After the last vote is cast in the most remote of mountain hamlets, Afghanistan's (search) first direct presidential election still faces a major hurdle: counting the ballots.

Election officials and international observers acknowledge that inexperienced staff, inaccessible terrain and the chaos of a nation emerging from a quarter-century of war will make tallying the returns after Saturday's vote a daunting challenge.

No results are expected until late Sunday or early Monday, and it could take at least two weeks for anything approaching a final count to come in.

"We simply don't know how many days it will take," said Farooq Wardak, head of administration for the Joint Electoral Management Body (search), the U.N.-Afghan organization overseeing the vote.

Interim President Hamid Karzai (search) seems assured of coming in first. But even token support for each of his 15 challengers could deprive him of the 50 percent plus one necessary to avoid a second round.

Determining whether he has secured a majority could transform even a clear victory into a cliffhanger. A run-off could delay the final outcome until late November.

Sealed ballot boxes will be taken from the 4,800 polling centers around the country to eight regional headquarters to be counted.

In the remote northeast, organizers have organized donkey caravans to haul the boxes over mountain tracks. In the insurgency-plagued south, helicopters will ferry the results to a heavily guarded counting center at a sports stadium in Kandahar, the Taliban's former capital.

The votes of some 740,000 registered Afghan refugees in Pakistan, and another 400,000 to 600,000 eligible voters in Iran, will be brought to the capital, Kabul.

Problems are inevitable.

Most of the thousands of people who have been assembled to count the ballots have received only a few hours of training. In a nation where most people are illiterate, they will be asked to interpret ballots in which voters have relied on photographs of the candidates or electoral symbols to decide which box to check.

The Organization for Security and Cooperation in Europe and the European Union have both sent small observer missions to Afghanistan to monitor the vote, but neither says it is here to pass judgment, lowering the bar on expectations.

"We are not going to say whether it is free and fair, or free, fair and flawed or whatever," said Ambassador Robert Barry, the head of the OSCE team. "If you look at the regulations for this election, and if you were to examine the implementation of every one of these regulations, it is completely impossible (that they will be met) because the regulations are much too demanding for a country at this stage of the training and development of election administrators."

There will be no exit polling on election day, partly because of the forbidding terrain, and partly out of fear that such an exercise might be intimidating to Afghans with no experience at democracy.

"We've discouraged exit polls because we were concerned how Afghans might perceive someone coming up to them and asking them how they voted right after they walk out of the booth," a U.S. official in Kabul told The Associated Press on condition of anonymity.

Many Afghans still doubt their vote will be secret, stoking fear of retribution if they do not select the candidate favored by regional strongmen or tribal elders.

Grant Kippen, country director for the National Democratic Institute, said making projections based on early returns might also be problematic, given that Afghanistan's population is fractured both ethnically and regionally.

Knowing the results in the heavily Pashtun south, where Karzai enjoys wide support, will shed no light on how he will fair in north, where ethnic Tajiks and Uzbeks prevail.

Election officials are uncertain whether to wait until every vote is counted to declare a winner.
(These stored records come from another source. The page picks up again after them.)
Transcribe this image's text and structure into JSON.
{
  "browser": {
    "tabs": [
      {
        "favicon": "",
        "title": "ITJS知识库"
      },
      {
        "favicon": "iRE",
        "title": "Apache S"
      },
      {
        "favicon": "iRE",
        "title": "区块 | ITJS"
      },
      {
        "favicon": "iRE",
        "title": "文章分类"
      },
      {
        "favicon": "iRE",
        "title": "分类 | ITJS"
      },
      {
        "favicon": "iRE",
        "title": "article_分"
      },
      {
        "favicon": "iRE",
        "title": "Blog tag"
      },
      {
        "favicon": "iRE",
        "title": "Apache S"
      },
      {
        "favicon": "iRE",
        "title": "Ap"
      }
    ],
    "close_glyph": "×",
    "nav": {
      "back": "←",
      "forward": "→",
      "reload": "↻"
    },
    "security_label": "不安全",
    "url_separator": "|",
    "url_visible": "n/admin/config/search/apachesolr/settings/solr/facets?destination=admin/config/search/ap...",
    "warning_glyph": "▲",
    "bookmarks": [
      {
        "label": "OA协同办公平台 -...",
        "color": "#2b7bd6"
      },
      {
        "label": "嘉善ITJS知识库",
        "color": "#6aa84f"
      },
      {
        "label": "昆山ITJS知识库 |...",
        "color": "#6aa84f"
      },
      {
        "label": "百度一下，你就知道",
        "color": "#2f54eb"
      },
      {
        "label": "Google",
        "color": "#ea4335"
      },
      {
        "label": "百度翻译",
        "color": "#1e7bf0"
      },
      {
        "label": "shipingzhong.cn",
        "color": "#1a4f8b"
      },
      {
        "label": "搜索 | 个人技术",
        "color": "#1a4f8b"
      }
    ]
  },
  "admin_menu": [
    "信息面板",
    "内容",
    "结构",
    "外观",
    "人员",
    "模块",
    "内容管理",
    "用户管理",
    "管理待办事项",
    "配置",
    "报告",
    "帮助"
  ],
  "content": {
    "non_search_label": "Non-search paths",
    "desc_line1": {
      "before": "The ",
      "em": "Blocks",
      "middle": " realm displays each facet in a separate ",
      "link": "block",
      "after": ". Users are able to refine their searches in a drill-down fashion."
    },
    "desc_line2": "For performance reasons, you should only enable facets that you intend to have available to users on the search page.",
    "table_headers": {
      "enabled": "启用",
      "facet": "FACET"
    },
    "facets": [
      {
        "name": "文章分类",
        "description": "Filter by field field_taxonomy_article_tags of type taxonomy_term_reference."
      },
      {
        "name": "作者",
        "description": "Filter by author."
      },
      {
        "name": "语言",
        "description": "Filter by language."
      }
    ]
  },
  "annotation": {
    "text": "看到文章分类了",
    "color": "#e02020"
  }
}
Wardak said the election might be called once the number of outstanding ballots is too small to affect the outcome.

Anti-government militants, who have already killed at least a dozen election workers and who have vowed fresh attacks on polling day, could cause further delays, for instance by destroying ballots.

"We're used to getting immediate gratification and immediate results in the West, but we're just going to have to sit back and wait here and be patient," Kippen said. "That's just the way it is going to be in Afghanistan."